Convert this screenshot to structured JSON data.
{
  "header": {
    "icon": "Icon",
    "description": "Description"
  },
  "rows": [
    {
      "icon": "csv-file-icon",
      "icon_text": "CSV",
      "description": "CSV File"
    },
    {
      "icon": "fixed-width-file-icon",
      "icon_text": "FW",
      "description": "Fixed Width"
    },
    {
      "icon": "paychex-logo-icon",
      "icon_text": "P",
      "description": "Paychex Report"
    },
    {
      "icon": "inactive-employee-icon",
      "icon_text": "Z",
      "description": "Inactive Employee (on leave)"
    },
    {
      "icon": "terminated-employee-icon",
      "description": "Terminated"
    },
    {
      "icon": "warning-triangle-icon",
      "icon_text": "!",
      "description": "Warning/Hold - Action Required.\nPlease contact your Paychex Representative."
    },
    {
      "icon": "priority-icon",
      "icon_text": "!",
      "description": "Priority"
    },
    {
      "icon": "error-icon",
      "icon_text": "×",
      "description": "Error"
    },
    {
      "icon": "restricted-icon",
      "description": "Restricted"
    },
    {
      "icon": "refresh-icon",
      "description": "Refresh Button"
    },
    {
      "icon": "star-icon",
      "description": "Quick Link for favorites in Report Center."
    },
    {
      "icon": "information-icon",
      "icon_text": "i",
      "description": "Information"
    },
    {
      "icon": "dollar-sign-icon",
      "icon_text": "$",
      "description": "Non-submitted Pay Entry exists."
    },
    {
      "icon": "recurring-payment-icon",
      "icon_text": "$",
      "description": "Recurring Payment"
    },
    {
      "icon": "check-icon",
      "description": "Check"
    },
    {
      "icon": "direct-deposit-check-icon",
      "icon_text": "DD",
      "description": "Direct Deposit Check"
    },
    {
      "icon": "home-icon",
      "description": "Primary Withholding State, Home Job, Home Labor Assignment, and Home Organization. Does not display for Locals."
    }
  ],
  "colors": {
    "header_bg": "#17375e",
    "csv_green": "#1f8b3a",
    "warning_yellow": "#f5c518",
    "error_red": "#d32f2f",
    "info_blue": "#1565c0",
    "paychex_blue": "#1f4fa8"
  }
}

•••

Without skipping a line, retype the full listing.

EXERCISE OUTPUT =
Convert this screenshot to structured JSON data.
{
  "header": {
    "icon": "Icon",
    "description": "Description"
  },
  "rows": [
    {
      "icon": "csv-file-icon",
      "icon_text": "CSV",
      "description": "CSV File"
    },
    {
      "icon": "fixed-width-file-icon",
      "icon_text": "FW",
      "description": "Fixed Width"
    },
    {
      "icon": "paychex-logo-icon",
      "icon_text": "P",
      "description": "Paychex Report"
    },
    {
      "icon": "inactive-employee-icon",
      "icon_text": "Z",
      "description": "Inactive Employee (on leave)"
    },
    {
      "icon": "terminated-employee-icon",
      "description": "Terminated"
    },
    {
      "icon": "warning-triangle-icon",
      "icon_text": "!",
      "description": "Warning/Hold - Action Required.\nPlease contact your Paychex Representative."
    },
    {
      "icon": "priority-icon",
      "icon_text": "!",
      "description": "Priority"
    },
    {
      "icon": "error-icon",
      "icon_text": "×",
      "description": "Error"
    },
    {
      "icon": "restricted-icon",
      "description": "Restricted"
    },
    {
      "icon": "refresh-icon",
      "description": "Refresh Button"
    },
    {
      "icon": "star-icon",
      "description": "Quick Link for favorites in Report Center."
    },
    {
      "icon": "information-icon",
      "icon_text": "i",
      "description": "Information"
    },
    {
      "icon": "dollar-sign-icon",
      "icon_text": "$",
      "description": "Non-submitted Pay Entry exists."
    },
    {
      "icon": "recurring-payment-icon",
      "icon_text": "$",
      "description": "Recurring Payment"
    },
    {
      "icon": "check-icon",
      "description": "Check"
    },
    {
      "icon": "direct-deposit-check-icon",
      "icon_text": "DD",
      "description": "Direct Deposit Check"
    },
    {
      "icon": "home-icon",
      "description": "Primary Withholding State, Home Job, Home Labor Assignment, and Home Organization. Does not display for Locals."
    }
  ],
  "colors": {
    "header_bg": "#17375e",
    "csv_green": "#1f8b3a",
    "warning_yellow": "#f5c518",
    "error_red": "#d32f2f",
    "info_blue": "#1565c0",
    "paychex_blue": "#1f4fa8"
  }
}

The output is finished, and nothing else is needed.